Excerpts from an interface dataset
+ + +

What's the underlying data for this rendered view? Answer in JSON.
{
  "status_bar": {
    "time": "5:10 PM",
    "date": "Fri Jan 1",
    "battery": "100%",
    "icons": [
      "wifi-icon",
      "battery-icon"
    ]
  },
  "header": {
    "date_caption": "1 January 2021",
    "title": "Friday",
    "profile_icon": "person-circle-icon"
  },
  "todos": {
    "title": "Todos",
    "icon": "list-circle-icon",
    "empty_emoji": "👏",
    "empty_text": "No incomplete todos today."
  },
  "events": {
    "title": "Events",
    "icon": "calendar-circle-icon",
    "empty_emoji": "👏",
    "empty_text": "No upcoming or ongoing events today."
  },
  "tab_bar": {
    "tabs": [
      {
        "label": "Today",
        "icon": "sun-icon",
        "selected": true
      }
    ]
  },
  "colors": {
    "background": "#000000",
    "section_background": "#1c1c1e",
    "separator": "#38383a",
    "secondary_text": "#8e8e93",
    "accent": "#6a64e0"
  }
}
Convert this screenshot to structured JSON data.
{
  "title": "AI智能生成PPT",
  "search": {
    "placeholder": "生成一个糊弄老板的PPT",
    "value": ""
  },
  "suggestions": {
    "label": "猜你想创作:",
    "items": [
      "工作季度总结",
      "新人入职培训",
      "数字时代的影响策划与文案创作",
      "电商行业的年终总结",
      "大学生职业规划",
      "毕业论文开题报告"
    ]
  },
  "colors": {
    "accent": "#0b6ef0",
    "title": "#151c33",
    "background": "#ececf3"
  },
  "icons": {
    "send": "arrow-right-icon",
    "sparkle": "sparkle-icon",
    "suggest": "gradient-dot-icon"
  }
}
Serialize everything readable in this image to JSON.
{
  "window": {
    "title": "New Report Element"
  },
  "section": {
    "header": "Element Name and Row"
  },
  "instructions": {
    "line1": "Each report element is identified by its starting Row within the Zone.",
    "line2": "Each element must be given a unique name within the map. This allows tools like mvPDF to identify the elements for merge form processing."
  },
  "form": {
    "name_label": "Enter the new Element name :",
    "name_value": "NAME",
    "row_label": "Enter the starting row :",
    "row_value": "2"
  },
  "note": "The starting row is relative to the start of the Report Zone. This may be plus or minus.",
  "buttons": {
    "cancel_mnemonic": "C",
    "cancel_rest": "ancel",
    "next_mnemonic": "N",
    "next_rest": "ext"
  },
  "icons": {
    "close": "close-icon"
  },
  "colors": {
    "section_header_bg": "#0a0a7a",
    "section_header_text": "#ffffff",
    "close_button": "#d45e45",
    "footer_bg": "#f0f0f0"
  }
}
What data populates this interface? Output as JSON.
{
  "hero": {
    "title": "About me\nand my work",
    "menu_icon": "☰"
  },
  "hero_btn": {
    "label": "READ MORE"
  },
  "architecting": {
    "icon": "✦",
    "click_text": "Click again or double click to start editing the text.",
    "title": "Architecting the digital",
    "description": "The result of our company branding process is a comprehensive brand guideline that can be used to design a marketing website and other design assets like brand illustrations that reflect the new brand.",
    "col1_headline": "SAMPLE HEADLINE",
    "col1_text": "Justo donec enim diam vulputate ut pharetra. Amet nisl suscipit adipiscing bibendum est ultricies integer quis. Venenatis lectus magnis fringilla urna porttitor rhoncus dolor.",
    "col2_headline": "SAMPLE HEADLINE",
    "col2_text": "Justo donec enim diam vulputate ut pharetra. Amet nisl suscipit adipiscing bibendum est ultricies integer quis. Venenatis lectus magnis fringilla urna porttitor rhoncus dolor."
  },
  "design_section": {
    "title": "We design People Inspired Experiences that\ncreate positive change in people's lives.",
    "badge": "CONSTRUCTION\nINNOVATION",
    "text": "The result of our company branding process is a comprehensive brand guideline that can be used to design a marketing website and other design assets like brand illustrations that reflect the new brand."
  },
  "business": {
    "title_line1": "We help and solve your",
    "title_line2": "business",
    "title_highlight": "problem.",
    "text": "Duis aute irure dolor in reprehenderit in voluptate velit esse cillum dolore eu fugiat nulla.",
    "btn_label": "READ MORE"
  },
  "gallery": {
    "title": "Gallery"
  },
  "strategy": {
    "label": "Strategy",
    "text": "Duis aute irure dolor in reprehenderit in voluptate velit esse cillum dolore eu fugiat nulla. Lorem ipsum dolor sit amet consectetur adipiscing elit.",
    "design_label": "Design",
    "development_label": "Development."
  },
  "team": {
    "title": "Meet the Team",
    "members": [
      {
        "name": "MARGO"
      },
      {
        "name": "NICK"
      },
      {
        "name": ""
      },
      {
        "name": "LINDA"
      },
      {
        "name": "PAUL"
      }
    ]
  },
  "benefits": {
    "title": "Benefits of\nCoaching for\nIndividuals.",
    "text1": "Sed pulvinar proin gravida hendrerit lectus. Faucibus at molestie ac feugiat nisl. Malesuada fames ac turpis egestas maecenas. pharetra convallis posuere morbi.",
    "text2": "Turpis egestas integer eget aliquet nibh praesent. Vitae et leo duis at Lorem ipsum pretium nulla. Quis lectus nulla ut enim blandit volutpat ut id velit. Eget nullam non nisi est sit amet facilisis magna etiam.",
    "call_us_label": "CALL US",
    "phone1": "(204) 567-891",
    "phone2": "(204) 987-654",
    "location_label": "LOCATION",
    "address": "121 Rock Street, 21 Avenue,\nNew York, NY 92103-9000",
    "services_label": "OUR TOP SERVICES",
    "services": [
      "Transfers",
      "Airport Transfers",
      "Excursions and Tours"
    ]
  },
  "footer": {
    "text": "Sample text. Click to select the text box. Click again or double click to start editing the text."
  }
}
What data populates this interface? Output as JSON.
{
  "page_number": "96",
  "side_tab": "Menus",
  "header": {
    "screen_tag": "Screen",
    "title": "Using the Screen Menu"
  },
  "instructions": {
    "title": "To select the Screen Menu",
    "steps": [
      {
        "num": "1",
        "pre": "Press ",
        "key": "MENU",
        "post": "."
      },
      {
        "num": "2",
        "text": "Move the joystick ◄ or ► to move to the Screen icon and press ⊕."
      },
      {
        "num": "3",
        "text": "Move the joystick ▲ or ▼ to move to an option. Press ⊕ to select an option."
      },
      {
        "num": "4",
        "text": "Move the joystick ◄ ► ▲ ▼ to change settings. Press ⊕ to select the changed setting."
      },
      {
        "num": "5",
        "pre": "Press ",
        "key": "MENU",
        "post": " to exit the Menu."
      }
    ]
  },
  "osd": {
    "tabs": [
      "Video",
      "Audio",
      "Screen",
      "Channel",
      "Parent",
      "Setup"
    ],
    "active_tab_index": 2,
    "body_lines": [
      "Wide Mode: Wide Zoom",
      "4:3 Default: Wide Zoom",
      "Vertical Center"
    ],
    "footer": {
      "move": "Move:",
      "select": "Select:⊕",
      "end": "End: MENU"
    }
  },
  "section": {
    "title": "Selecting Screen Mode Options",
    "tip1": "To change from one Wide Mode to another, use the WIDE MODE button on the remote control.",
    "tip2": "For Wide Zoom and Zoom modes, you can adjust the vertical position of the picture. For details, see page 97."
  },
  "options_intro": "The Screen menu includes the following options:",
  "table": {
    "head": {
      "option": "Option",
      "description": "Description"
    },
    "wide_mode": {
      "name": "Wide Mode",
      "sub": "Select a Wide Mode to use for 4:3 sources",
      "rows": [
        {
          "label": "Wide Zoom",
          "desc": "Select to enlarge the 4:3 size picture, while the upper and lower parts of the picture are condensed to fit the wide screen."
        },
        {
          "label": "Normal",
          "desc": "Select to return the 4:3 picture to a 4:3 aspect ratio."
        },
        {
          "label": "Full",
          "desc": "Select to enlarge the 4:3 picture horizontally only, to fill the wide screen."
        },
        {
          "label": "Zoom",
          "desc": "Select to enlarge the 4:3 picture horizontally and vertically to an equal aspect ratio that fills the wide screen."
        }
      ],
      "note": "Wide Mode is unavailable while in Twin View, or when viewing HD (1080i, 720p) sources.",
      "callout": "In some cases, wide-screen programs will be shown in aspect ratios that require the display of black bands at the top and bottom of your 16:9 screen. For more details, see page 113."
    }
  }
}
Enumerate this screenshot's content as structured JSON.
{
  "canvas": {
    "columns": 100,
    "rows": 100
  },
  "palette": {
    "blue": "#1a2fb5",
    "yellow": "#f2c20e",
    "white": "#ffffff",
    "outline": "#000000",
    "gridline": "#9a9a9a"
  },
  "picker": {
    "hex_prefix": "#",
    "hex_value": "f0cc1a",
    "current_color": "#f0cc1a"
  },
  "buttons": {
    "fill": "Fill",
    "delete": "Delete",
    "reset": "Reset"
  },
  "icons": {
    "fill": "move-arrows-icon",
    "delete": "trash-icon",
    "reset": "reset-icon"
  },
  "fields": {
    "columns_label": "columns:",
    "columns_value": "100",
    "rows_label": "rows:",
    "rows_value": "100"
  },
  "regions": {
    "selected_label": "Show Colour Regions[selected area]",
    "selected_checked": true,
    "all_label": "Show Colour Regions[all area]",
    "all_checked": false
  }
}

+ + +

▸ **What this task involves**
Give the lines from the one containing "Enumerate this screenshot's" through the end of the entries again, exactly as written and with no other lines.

▸ **Task output**
Enumerate this screenshot's content as structured JSON.
{
  "canvas": {
    "columns": 100,
    "rows": 100
  },
  "palette": {
    "blue": "#1a2fb5",
    "yellow": "#f2c20e",
    "white": "#ffffff",
    "outline": "#000000",
    "gridline": "#9a9a9a"
  },
  "picker": {
    "hex_prefix": "#",
    "hex_value": "f0cc1a",
    "current_color": "#f0cc1a"
  },
  "buttons": {
    "fill": "Fill",
    "delete": "Delete",
    "reset": "Reset"
  },
  "icons": {
    "fill": "move-arrows-icon",
    "delete": "trash-icon",
    "reset": "reset-icon"
  },
  "fields": {
    "columns_label": "columns:",
    "columns_value": "100",
    "rows_label": "rows:",
    "rows_value": "100"
  },
  "regions": {
    "selected_label": "Show Colour Regions[selected area]",
    "selected_checked": true,
    "all_label": "Show Colour Regions[all area]",
    "all_checked": false
  }
}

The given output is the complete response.